Reprint every entry, character for character.

═════ EXERCISE MATERIAL ═════

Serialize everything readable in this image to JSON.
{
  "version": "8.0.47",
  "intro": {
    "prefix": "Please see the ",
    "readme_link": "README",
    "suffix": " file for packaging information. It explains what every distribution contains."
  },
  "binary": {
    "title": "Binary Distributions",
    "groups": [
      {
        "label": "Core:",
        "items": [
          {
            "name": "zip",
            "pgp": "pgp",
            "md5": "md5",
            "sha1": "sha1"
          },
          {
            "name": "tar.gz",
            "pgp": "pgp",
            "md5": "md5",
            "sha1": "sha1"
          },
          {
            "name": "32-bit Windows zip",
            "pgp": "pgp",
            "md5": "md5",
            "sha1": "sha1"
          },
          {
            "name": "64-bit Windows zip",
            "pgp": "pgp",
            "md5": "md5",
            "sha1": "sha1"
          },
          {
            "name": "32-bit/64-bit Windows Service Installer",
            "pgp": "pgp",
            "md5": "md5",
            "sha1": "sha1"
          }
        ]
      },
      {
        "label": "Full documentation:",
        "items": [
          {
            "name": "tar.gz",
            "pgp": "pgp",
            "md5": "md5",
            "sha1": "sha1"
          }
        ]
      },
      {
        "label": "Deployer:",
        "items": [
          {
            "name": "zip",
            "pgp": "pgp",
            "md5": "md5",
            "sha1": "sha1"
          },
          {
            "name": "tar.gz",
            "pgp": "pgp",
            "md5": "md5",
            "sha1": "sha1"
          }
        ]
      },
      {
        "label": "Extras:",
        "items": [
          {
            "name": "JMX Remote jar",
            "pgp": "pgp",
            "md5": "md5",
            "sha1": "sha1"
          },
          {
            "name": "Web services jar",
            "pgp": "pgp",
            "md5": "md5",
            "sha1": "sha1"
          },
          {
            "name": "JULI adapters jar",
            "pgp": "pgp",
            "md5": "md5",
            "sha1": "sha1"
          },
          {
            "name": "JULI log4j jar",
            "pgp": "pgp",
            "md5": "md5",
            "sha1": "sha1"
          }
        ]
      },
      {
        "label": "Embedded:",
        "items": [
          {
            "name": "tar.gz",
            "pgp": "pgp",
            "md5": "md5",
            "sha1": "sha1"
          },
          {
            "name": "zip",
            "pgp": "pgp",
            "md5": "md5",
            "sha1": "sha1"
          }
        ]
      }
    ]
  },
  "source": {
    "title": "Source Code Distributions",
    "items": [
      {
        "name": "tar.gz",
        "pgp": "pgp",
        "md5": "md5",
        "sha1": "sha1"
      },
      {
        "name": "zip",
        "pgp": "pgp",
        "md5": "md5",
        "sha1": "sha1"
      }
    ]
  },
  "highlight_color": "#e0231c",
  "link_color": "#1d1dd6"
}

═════

▶ **RESPONSE**:
Serialize everything readable in this image to JSON.
{
  "version": "8.0.47",
  "intro": {
    "prefix": "Please see the ",
    "readme_link": "README",
    "suffix": " file for packaging information. It explains what every distribution contains."
  },
  "binary": {
    "title": "Binary Distributions",
    "groups": [
      {
        "label": "Core:",
        "items": [
          {
            "name": "zip",
            "pgp": "pgp",
            "md5": "md5",
            "sha1": "sha1"
          },
          {
            "name": "tar.gz",
            "pgp": "pgp",
            "md5": "md5",
            "sha1": "sha1"
          },
          {
            "name": "32-bit Windows zip",
            "pgp": "pgp",
            "md5": "md5",
            "sha1": "sha1"
          },
          {
            "name": "64-bit Windows zip",
            "pgp": "pgp",
            "md5": "md5",
            "sha1": "sha1"
          },
          {
            "name": "32-bit/64-bit Windows Service Installer",
            "pgp": "pgp",
            "md5": "md5",
            "sha1": "sha1"
          }
        ]
      },
      {
        "label": "Full documentation:",
        "items": [
          {
            "name": "tar.gz",
            "pgp": "pgp",
            "md5": "md5",
            "sha1": "sha1"
          }
        ]
      },
      {
        "label": "Deployer:",
        "items": [
          {
            "name": "zip",
            "pgp": "pgp",
            "md5": "md5",
            "sha1": "sha1"
          },
          {
            "name": "tar.gz",
            "pgp": "pgp",
            "md5": "md5",
            "sha1": "sha1"
          }
        ]
      },
      {
        "label": "Extras:",
        "items": [
          {
            "name": "JMX Remote jar",
            "pgp": "pgp",
            "md5": "md5",
            "sha1": "sha1"
          },
          {
            "name": "Web services jar",
            "pgp": "pgp",
            "md5": "md5",
            "sha1": "sha1"
          },
          {
            "name": "JULI adapters jar",
            "pgp": "pgp",
            "md5": "md5",
            "sha1": "sha1"
          },
          {
            "name": "JULI log4j jar",
            "pgp": "pgp",
            "md5": "md5",
            "sha1": "sha1"
          }
        ]
      },
      {
        "label": "Embedded:",
        "items": [
          {
            "name": "tar.gz",
            "pgp": "pgp",
            "md5": "md5",
            "sha1": "sha1"
          },
          {
            "name": "zip",
            "pgp": "pgp",
            "md5": "md5",
            "sha1": "sha1"
          }
        ]
      }
    ]
  },
  "source": {
    "title": "Source Code Distributions",
    "items": [
      {
        "name": "tar.gz",
        "pgp": "pgp",
        "md5": "md5",
        "sha1": "sha1"
      },
      {
        "name": "zip",
        "pgp": "pgp",
        "md5": "md5",
        "sha1": "sha1"
      }
    ]
  },
  "highlight_color": "#e0231c",
  "link_color": "#1d1dd6"
}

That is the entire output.